**Work request**. Look for the word "description" in the material below, then report each line where it occurs.

**Records for this exercise**.
■ ■ ■ ■

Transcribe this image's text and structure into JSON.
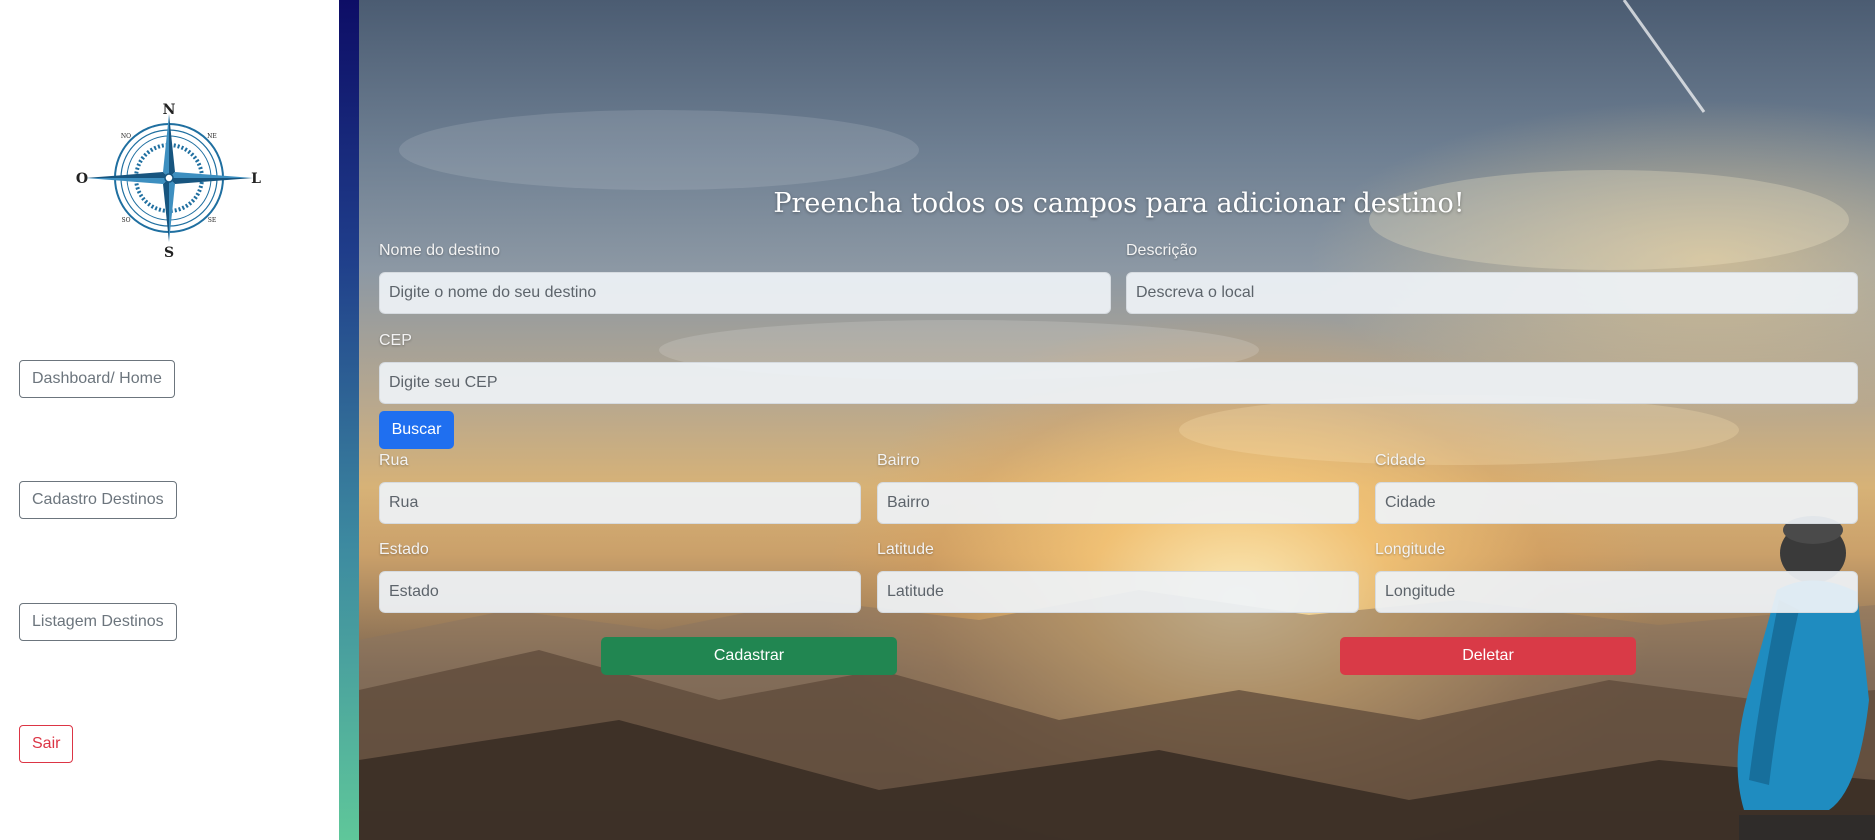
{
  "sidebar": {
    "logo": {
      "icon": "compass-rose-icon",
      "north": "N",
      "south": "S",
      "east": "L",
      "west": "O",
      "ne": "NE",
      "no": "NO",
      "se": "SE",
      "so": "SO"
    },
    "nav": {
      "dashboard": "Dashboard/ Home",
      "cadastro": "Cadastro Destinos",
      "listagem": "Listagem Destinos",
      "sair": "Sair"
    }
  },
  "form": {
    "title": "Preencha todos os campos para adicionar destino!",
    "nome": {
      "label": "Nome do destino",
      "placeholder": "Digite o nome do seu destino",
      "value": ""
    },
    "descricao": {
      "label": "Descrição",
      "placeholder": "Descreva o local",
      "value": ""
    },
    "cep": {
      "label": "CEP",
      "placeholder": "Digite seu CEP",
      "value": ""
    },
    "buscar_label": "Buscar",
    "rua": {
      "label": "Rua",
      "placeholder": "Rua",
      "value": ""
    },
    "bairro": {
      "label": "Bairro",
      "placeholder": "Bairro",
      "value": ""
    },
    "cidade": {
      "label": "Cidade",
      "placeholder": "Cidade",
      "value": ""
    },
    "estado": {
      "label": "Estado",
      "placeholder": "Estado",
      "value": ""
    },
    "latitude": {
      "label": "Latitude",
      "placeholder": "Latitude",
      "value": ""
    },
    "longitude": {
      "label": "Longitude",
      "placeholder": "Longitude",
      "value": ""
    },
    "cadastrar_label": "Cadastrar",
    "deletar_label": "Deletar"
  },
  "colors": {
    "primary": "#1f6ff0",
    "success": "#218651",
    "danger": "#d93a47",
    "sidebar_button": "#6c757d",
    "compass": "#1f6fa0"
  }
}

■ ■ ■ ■

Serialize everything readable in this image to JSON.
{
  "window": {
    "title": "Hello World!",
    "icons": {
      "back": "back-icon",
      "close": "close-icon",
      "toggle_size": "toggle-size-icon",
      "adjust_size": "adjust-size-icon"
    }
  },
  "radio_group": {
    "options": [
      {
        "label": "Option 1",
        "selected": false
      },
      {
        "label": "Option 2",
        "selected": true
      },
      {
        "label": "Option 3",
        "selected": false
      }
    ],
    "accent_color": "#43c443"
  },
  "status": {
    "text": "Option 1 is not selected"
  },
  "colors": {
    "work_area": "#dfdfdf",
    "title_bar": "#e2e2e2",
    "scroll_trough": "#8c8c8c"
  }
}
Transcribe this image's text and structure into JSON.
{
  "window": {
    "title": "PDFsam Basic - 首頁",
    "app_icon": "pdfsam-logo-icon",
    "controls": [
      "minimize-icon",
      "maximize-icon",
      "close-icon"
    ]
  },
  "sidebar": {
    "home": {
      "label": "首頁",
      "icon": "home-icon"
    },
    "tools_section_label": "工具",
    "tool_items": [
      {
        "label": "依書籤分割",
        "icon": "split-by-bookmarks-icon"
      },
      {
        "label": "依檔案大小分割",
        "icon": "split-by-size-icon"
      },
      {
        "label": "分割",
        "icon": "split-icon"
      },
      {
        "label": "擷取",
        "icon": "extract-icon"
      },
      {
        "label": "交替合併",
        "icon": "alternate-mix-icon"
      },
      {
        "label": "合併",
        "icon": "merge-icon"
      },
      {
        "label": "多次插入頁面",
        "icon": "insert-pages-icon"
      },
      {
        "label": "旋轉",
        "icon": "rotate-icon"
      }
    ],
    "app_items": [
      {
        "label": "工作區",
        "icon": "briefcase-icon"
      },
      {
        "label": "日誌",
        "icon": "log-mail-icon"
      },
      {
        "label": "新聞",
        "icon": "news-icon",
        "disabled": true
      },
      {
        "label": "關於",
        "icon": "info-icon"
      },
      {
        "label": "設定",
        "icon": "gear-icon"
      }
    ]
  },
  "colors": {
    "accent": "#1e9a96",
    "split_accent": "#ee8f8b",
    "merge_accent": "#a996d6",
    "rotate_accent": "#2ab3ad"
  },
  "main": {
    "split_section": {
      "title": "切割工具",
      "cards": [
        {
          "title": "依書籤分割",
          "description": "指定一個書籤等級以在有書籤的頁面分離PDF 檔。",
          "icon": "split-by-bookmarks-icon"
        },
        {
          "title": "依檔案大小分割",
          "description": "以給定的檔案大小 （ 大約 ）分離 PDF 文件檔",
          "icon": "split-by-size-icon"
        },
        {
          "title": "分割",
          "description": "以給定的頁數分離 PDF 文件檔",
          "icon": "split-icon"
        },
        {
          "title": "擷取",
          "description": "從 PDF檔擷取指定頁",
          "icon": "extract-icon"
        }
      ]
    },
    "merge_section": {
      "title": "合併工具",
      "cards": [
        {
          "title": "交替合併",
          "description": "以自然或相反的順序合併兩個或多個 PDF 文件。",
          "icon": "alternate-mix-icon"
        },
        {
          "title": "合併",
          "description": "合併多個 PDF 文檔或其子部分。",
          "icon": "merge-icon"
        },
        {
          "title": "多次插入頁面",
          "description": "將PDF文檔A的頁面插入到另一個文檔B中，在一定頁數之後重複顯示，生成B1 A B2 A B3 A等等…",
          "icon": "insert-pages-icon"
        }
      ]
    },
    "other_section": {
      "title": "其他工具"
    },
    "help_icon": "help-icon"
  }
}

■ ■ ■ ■

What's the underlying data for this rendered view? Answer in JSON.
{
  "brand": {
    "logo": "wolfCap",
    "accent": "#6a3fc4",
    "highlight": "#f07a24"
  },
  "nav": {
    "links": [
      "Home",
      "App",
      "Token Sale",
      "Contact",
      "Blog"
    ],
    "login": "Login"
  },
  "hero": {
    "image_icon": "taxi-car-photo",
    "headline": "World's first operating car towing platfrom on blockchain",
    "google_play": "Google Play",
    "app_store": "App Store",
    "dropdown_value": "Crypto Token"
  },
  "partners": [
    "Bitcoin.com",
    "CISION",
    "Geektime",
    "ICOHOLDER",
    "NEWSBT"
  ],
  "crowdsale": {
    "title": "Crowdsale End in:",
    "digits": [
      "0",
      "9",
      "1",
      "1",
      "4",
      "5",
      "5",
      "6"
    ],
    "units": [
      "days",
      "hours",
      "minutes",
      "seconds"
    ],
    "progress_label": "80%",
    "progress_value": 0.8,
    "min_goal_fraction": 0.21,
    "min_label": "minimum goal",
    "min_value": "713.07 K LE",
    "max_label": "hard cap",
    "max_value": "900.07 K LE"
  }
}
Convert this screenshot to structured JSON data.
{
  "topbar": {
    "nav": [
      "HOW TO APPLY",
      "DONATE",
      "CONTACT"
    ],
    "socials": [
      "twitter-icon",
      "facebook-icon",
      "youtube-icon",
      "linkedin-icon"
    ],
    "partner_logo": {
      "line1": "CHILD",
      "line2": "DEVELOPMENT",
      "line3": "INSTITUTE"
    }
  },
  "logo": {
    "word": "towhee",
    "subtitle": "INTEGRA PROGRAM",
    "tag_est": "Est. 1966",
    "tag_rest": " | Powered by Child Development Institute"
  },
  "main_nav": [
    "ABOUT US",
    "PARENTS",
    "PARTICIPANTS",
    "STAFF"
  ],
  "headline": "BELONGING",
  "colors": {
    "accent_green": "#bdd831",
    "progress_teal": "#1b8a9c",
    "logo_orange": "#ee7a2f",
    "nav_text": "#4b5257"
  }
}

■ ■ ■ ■

**Answer space**.
          "description": "指定一個書籤等級以在有書籤的頁面分離PDF 檔。",
          "description": "以給定的檔案大小 （ 大約 ）分離 PDF 文件檔",
          "description": "以給定的頁數分離 PDF 文件檔",
          "description": "從 PDF檔擷取指定頁",
          "description": "以自然或相反的順序合併兩個或多個 PDF 文件。",
          "description": "合併多個 PDF 文檔或其子部分。",
          "description": "將PDF文檔A的頁面插入到另一個文檔B中，在一定頁數之後重複顯示，生成B1 A B2 A B3 A等等…",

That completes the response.